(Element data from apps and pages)
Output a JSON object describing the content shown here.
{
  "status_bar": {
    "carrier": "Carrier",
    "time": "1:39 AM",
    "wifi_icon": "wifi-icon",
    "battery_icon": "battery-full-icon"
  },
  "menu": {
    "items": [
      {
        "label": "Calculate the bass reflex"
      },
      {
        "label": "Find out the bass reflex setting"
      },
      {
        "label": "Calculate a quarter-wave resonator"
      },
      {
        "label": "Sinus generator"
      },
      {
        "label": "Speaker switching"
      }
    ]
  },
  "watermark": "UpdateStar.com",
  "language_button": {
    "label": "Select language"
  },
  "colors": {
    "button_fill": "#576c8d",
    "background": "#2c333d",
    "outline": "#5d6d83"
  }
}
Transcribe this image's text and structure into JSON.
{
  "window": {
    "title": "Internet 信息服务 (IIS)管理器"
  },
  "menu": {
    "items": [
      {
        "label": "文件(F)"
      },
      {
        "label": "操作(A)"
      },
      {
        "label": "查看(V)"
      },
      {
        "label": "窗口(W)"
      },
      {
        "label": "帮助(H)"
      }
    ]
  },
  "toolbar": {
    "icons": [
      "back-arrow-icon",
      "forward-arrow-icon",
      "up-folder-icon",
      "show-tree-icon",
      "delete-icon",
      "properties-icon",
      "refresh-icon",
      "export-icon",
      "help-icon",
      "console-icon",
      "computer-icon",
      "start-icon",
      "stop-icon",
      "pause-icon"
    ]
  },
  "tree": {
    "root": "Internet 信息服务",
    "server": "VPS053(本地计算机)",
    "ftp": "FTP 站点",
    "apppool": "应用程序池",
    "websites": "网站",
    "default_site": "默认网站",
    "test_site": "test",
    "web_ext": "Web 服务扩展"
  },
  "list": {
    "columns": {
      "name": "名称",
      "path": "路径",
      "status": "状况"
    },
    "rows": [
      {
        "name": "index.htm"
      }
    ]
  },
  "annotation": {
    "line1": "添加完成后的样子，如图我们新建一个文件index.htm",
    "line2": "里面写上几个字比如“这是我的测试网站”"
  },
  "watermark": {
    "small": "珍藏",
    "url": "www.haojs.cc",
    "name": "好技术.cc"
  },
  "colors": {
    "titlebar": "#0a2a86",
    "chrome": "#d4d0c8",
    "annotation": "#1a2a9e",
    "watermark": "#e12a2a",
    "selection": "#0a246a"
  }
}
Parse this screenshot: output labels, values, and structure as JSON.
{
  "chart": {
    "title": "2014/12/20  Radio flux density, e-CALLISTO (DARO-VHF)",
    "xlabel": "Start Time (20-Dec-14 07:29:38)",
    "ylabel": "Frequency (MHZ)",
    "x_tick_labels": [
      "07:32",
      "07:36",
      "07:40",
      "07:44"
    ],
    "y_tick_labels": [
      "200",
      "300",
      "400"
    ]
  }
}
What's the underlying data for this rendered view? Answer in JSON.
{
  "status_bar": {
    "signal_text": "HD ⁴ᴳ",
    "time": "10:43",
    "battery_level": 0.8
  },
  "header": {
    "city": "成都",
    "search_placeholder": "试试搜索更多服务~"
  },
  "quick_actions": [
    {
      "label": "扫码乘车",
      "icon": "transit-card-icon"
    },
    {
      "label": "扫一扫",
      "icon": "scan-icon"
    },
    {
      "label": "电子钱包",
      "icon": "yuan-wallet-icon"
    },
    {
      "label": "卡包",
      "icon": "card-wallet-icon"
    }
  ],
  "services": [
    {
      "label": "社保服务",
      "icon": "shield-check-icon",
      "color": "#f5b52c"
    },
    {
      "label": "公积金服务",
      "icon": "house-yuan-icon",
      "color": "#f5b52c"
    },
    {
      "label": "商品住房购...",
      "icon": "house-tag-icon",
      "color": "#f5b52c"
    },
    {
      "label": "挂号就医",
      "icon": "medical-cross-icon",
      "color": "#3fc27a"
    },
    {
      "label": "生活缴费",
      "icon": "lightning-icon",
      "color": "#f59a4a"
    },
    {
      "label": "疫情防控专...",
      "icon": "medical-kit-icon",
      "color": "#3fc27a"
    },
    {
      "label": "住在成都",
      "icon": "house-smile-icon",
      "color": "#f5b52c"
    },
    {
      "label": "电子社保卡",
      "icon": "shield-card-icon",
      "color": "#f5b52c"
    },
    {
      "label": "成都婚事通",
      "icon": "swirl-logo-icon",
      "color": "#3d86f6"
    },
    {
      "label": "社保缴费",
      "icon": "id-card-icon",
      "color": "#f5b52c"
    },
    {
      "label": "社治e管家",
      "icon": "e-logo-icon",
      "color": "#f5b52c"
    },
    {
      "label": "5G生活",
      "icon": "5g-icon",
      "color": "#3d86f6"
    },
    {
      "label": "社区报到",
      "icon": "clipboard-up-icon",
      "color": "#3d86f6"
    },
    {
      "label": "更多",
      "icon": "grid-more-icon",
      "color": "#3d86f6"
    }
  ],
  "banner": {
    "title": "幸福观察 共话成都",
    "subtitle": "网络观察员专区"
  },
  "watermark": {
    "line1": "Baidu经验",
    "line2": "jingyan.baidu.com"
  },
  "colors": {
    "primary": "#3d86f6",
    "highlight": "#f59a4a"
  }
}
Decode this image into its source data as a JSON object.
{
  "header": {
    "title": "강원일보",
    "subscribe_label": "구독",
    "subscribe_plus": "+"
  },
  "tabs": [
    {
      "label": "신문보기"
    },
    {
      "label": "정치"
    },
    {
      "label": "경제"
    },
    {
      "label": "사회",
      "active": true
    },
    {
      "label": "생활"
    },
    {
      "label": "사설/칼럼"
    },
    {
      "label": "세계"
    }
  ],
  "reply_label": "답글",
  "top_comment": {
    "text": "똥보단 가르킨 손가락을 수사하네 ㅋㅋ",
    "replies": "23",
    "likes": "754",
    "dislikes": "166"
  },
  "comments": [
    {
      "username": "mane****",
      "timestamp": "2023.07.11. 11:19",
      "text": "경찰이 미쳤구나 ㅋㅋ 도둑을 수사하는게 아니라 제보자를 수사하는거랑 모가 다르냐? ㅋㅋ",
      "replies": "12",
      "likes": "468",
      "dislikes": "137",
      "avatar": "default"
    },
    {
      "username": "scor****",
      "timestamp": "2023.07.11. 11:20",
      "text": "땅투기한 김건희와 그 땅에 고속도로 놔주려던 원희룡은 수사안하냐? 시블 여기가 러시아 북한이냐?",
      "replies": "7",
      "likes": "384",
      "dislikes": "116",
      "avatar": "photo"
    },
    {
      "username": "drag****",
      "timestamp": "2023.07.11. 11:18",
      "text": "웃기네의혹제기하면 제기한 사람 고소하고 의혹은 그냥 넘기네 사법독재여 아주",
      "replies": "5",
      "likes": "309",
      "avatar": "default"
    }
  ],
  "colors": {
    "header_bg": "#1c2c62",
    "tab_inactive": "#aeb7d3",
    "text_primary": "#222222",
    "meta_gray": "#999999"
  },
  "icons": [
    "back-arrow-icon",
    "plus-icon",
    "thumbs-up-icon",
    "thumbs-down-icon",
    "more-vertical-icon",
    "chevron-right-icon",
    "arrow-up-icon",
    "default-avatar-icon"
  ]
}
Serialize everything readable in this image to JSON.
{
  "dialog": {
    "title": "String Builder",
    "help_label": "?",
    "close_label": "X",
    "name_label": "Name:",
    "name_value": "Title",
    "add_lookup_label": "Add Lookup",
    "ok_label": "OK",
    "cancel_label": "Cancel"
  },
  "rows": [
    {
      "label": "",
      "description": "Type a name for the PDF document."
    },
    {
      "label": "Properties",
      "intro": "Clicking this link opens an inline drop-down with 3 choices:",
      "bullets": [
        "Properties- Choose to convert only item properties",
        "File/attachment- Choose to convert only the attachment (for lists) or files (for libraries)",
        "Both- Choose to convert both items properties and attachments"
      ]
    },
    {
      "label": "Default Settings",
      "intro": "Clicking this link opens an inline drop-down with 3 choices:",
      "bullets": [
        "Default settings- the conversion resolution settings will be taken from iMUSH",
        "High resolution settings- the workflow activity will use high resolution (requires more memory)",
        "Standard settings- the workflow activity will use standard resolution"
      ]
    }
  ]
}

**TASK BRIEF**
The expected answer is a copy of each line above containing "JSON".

**TASK ANSWER**
Output a JSON object describing the content shown here.
Transcribe this image's text and structure into JSON.
Parse this screenshot: output labels, values, and structure as JSON.
What's the underlying data for this rendered view? Answer in JSON.
Decode this image into its source data as a JSON object.
Serialize everything readable in this image to JSON.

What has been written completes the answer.